Task goal: Search the records for the word "sieciowe" and report each line that has it.

[[ Raw data open ]]

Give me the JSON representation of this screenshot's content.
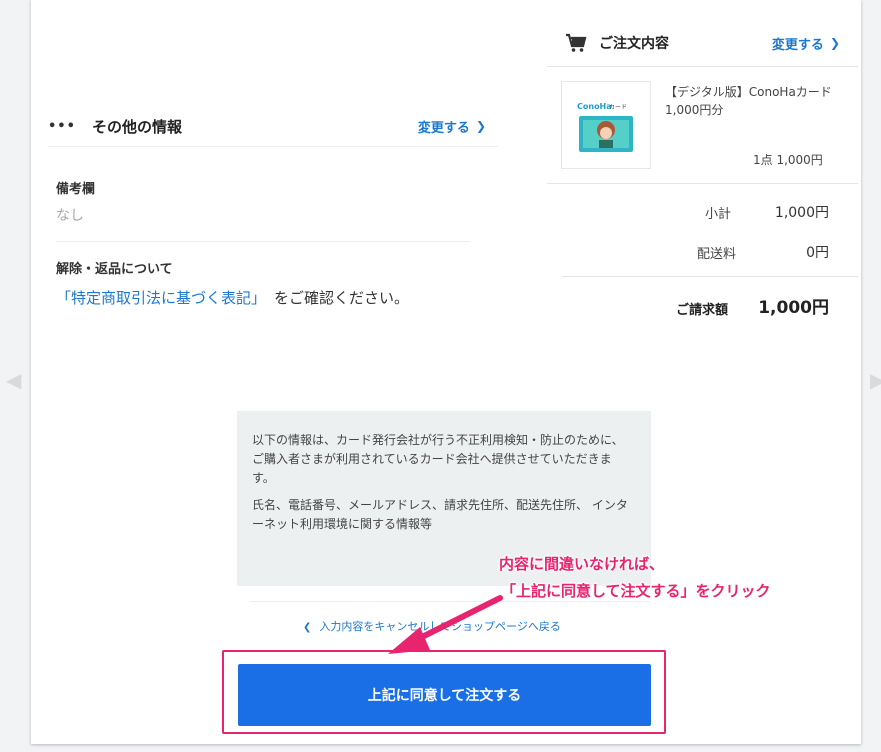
{
  "other_info": {
    "title": "その他の情報",
    "edit_label": "変更する",
    "remarks_label": "備考欄",
    "remarks_value": "なし",
    "cancellation_label": "解除・返品について",
    "law_link": "「特定商取引法に基づく表記」",
    "law_suffix": "をご確認ください。"
  },
  "order": {
    "title": "ご注文内容",
    "edit_label": "変更する",
    "product_name": "【デジタル版】ConoHaカード 1,000円分",
    "product_qty": "1点  1,000円",
    "thumb_brand": "ConoHa",
    "thumb_suffix": "カード",
    "subtotal_label": "小計",
    "subtotal_value": "1,000円",
    "shipping_label": "配送料",
    "shipping_value": "0円",
    "total_label": "ご請求額",
    "total_value": "1,000円"
  },
  "info_box": {
    "para1": "以下の情報は、カード発行会社が行う不正利用検知・防止のために、ご購入者さまが利用されているカード会社へ提供させていただきます。",
    "para2": "氏名、電話番号、メールアドレス、請求先住所、配送先住所、 インターネット利用環境に関する情報等"
  },
  "annotation": {
    "line1": "内容に間違いなければ、",
    "line2": "「上記に同意して注文する」をクリック"
  },
  "cancel_link": "入力内容をキャンセルしてショップページへ戻る",
  "submit_label": "上記に同意して注文する",
  "colors": {
    "accent": "#1a6fe6",
    "link": "#1b78d0",
    "highlight": "#e8246e"
  },
  "icons": [
    "more-dots-icon",
    "chevron-right-icon",
    "cart-icon",
    "chevron-left-icon"
  ]
}
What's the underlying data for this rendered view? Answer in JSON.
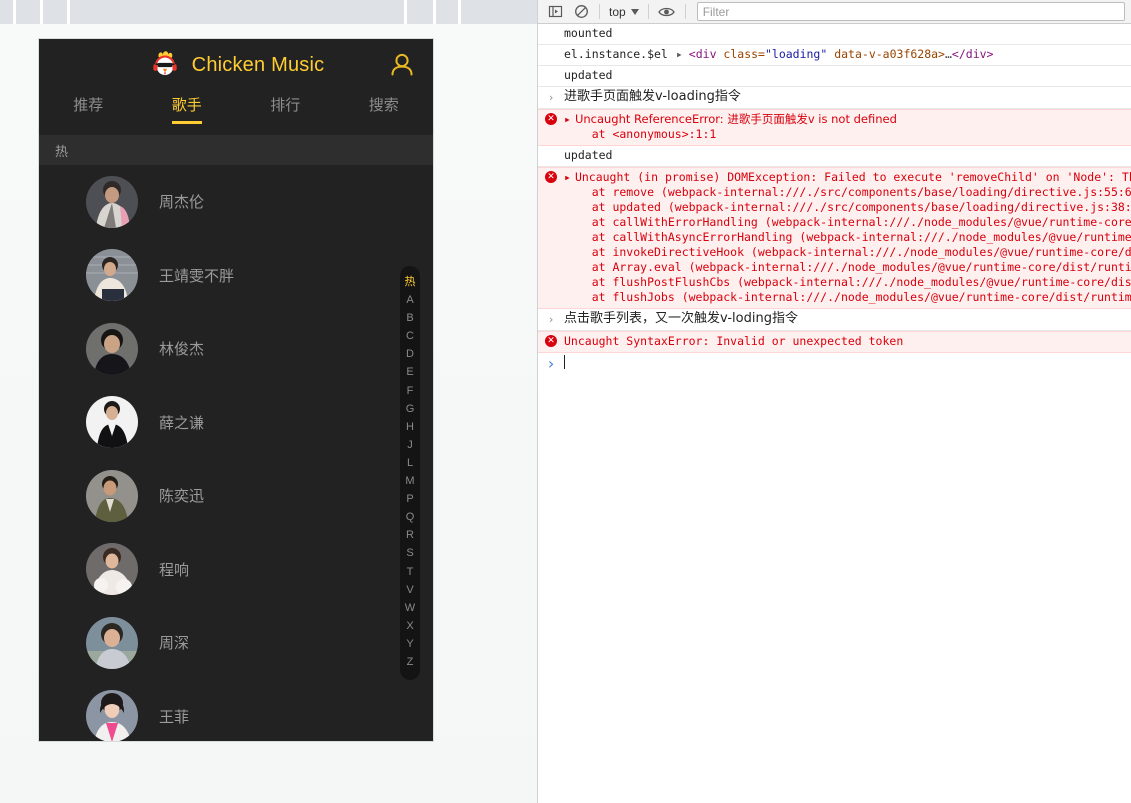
{
  "browser": {
    "toolbar_separator_positions": [
      13,
      40,
      67,
      404,
      433,
      458
    ]
  },
  "app": {
    "title": "Chicken Music",
    "logo_icon": "chicken-logo-icon",
    "user_icon": "user-avatar-icon",
    "accent_color": "#ffcd32",
    "background_color": "#222222",
    "tabs": [
      {
        "label": "推荐",
        "active": false
      },
      {
        "label": "歌手",
        "active": true
      },
      {
        "label": "排行",
        "active": false
      },
      {
        "label": "搜索",
        "active": false
      }
    ],
    "group_header": "热",
    "singers": [
      {
        "name": "周杰伦"
      },
      {
        "name": "王靖雯不胖"
      },
      {
        "name": "林俊杰"
      },
      {
        "name": "薛之谦"
      },
      {
        "name": "陈奕迅"
      },
      {
        "name": "程响"
      },
      {
        "name": "周深"
      },
      {
        "name": "王菲"
      }
    ],
    "index_letters": [
      "热",
      "A",
      "B",
      "C",
      "D",
      "E",
      "F",
      "G",
      "H",
      "J",
      "L",
      "M",
      "P",
      "Q",
      "R",
      "S",
      "T",
      "V",
      "W",
      "X",
      "Y",
      "Z"
    ]
  },
  "devtools": {
    "toolbar": {
      "sidebar_toggle_icon": "console-sidebar-icon",
      "clear_icon": "clear-console-icon",
      "context_label": "top",
      "context_caret_icon": "chevron-down-icon",
      "eye_icon": "live-expression-eye-icon",
      "filter_placeholder": "Filter",
      "filter_value": ""
    },
    "entries": [
      {
        "type": "log",
        "text": "mounted"
      },
      {
        "type": "log-object",
        "label": "el.instance.$el",
        "expander": "▸",
        "html_tag_open": "<div",
        "html_attr1_name": " class=",
        "html_attr1_value": "\"loading\"",
        "html_attr2": " data-v-a03f628a>",
        "html_ellipsis": "…",
        "html_tag_close": "</div>"
      },
      {
        "type": "log",
        "text": "updated"
      },
      {
        "type": "input",
        "prompt": "›",
        "text": "进歌手页面触发v-loading指令"
      },
      {
        "type": "error",
        "badge_icon": "error-circle-icon",
        "expander": "▸",
        "lines": [
          "Uncaught ReferenceError: 进歌手页面触发v is not defined",
          "    at <anonymous>:1:1"
        ]
      },
      {
        "type": "log",
        "text": "updated"
      },
      {
        "type": "error",
        "badge_icon": "error-circle-icon",
        "expander": "▸",
        "lines": [
          "Uncaught (in promise) DOMException: Failed to execute 'removeChild' on 'Node': Th",
          "    at remove (webpack-internal:///./src/components/base/loading/directive.js:55:6",
          "    at updated (webpack-internal:///./src/components/base/loading/directive.js:38:",
          "    at callWithErrorHandling (webpack-internal:///./node_modules/@vue/runtime-core",
          "    at callWithAsyncErrorHandling (webpack-internal:///./node_modules/@vue/runtime",
          "    at invokeDirectiveHook (webpack-internal:///./node_modules/@vue/runtime-core/d",
          "    at Array.eval (webpack-internal:///./node_modules/@vue/runtime-core/dist/runti",
          "    at flushPostFlushCbs (webpack-internal:///./node_modules/@vue/runtime-core/dis",
          "    at flushJobs (webpack-internal:///./node_modules/@vue/runtime-core/dist/runtim"
        ],
        "link_lines": [
          false,
          true,
          true,
          true,
          true,
          true,
          true,
          true,
          true
        ]
      },
      {
        "type": "input",
        "prompt": "›",
        "text": "点击歌手列表，又一次触发v-loding指令"
      },
      {
        "type": "error-single",
        "badge_icon": "error-circle-icon",
        "text": "Uncaught SyntaxError: Invalid or unexpected token"
      },
      {
        "type": "prompt",
        "prompt": "›",
        "value": ""
      }
    ]
  }
}
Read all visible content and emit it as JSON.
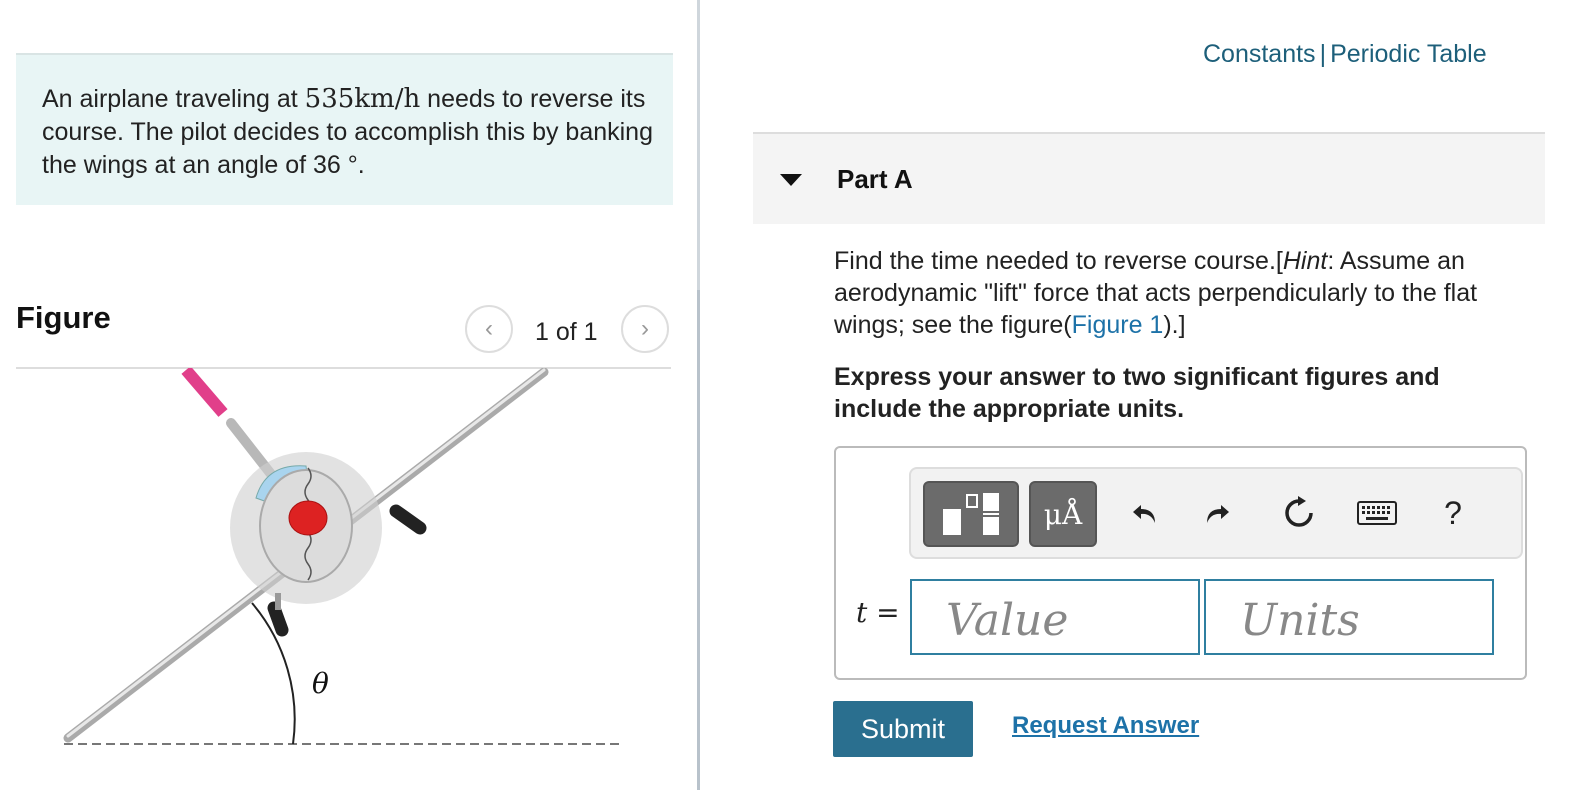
{
  "problem": {
    "text_before": "An airplane traveling at ",
    "speed_math": "535km/h",
    "text_after": " needs to reverse its course. The pilot decides to accomplish this by banking the wings at an angle of 36 °."
  },
  "figure": {
    "heading": "Figure",
    "pager": "1 of 1",
    "angle_label": "θ"
  },
  "header_links": {
    "constants": "Constants",
    "separator": "|",
    "periodic_table": "Periodic Table"
  },
  "part": {
    "title": "Part A",
    "question_before": "Find the time needed to reverse course.[",
    "hint_word": "Hint",
    "question_middle": ": Assume an aerodynamic \"lift\" force that acts perpendicularly to the flat wings; see the figure(",
    "figure_link": "Figure 1",
    "question_after": ").]",
    "instruction": "Express your answer to two significant figures and include the appropriate units."
  },
  "answer": {
    "variable": "t",
    "equals": "=",
    "value_placeholder": "Value",
    "units_placeholder": "Units",
    "toolbar": {
      "units_button": "μÅ",
      "help": "?"
    }
  },
  "actions": {
    "submit": "Submit",
    "request_answer": "Request Answer"
  }
}
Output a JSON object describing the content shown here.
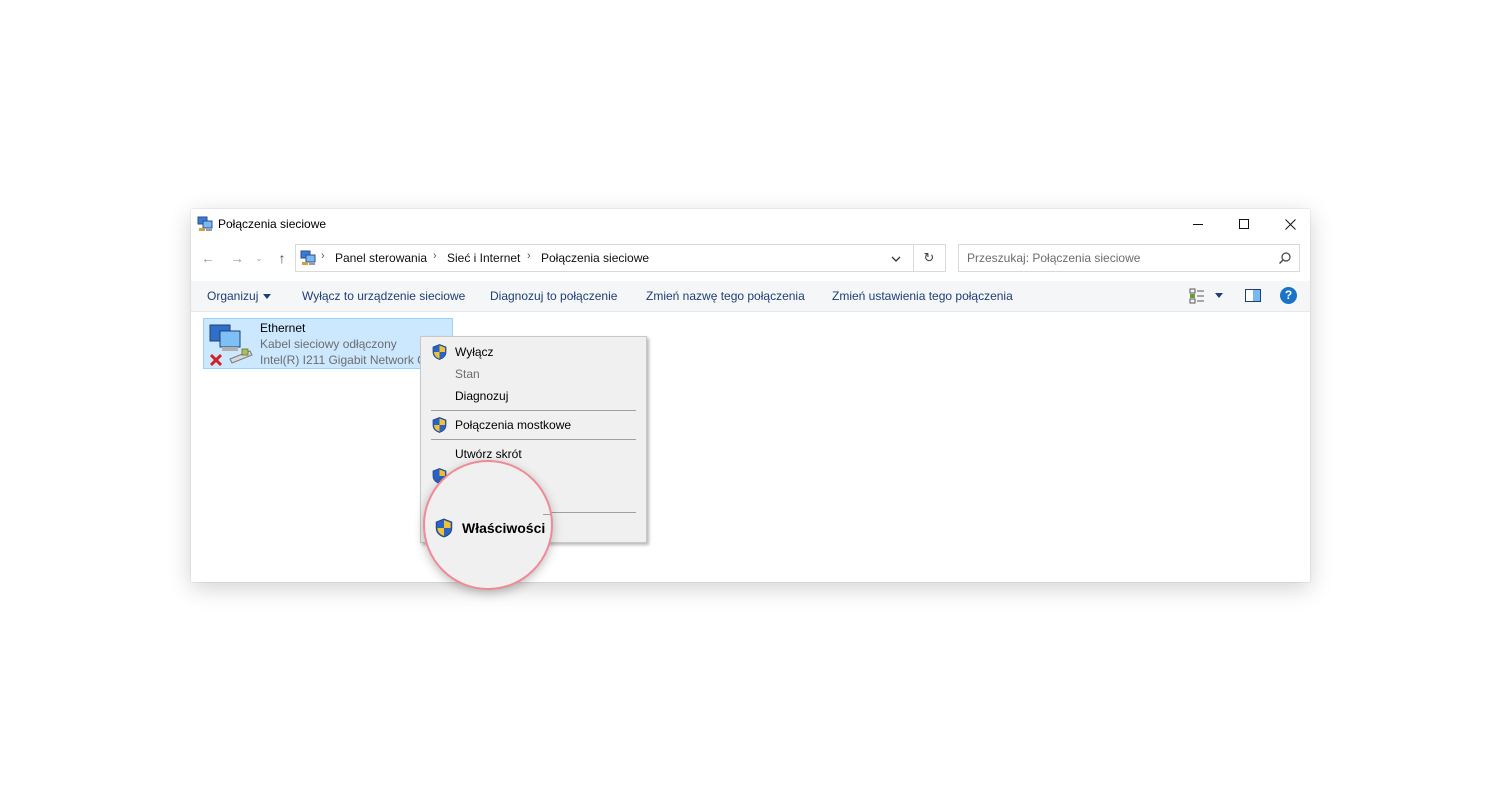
{
  "window": {
    "title": "Połączenia sieciowe",
    "controls": {
      "minimize": "minimize-icon",
      "maximize": "maximize-icon",
      "close": "close-icon"
    }
  },
  "nav": {
    "back_icon": "←",
    "forward_icon": "→",
    "recent_icon": "⌄",
    "up_icon": "↑",
    "breadcrumb": [
      "Panel sterowania",
      "Sieć i Internet",
      "Połączenia sieciowe"
    ],
    "refresh_icon": "↻",
    "search_placeholder": "Przeszukaj: Połączenia sieciowe"
  },
  "toolbar": {
    "organize": "Organizuj",
    "disable": "Wyłącz to urządzenie sieciowe",
    "diagnose": "Diagnozuj to połączenie",
    "rename": "Zmień nazwę tego połączenia",
    "change_settings": "Zmień ustawienia tego połączenia",
    "help": "?"
  },
  "connection": {
    "name": "Ethernet",
    "status": "Kabel sieciowy odłączony",
    "adapter": "Intel(R) I211 Gigabit Network C"
  },
  "context_menu": {
    "items": [
      {
        "label": "Wyłącz",
        "shield": true,
        "disabled": false
      },
      {
        "label": "Stan",
        "shield": false,
        "disabled": true
      },
      {
        "label": "Diagnozuj",
        "shield": false,
        "disabled": false
      },
      {
        "label": "Połączenia mostkowe",
        "shield": true,
        "disabled": false
      },
      {
        "label": "Utwórz skrót",
        "shield": false,
        "disabled": false
      }
    ],
    "magnified_item": "Właściwości"
  },
  "colors": {
    "selection_bg": "#cce8ff",
    "selection_border": "#99d1ff",
    "command_text": "#1e3e74",
    "help_blue": "#1a73c9",
    "magnifier_ring": "#ef8a96"
  }
}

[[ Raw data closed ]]

Your response:
    "title": "Połączenia sieciowe",
      "Połączenia sieciowe"
    "search_placeholder": "Przeszukaj: Połączenia sieciowe"
    "disable": "Wyłącz to urządzenie sieciowe",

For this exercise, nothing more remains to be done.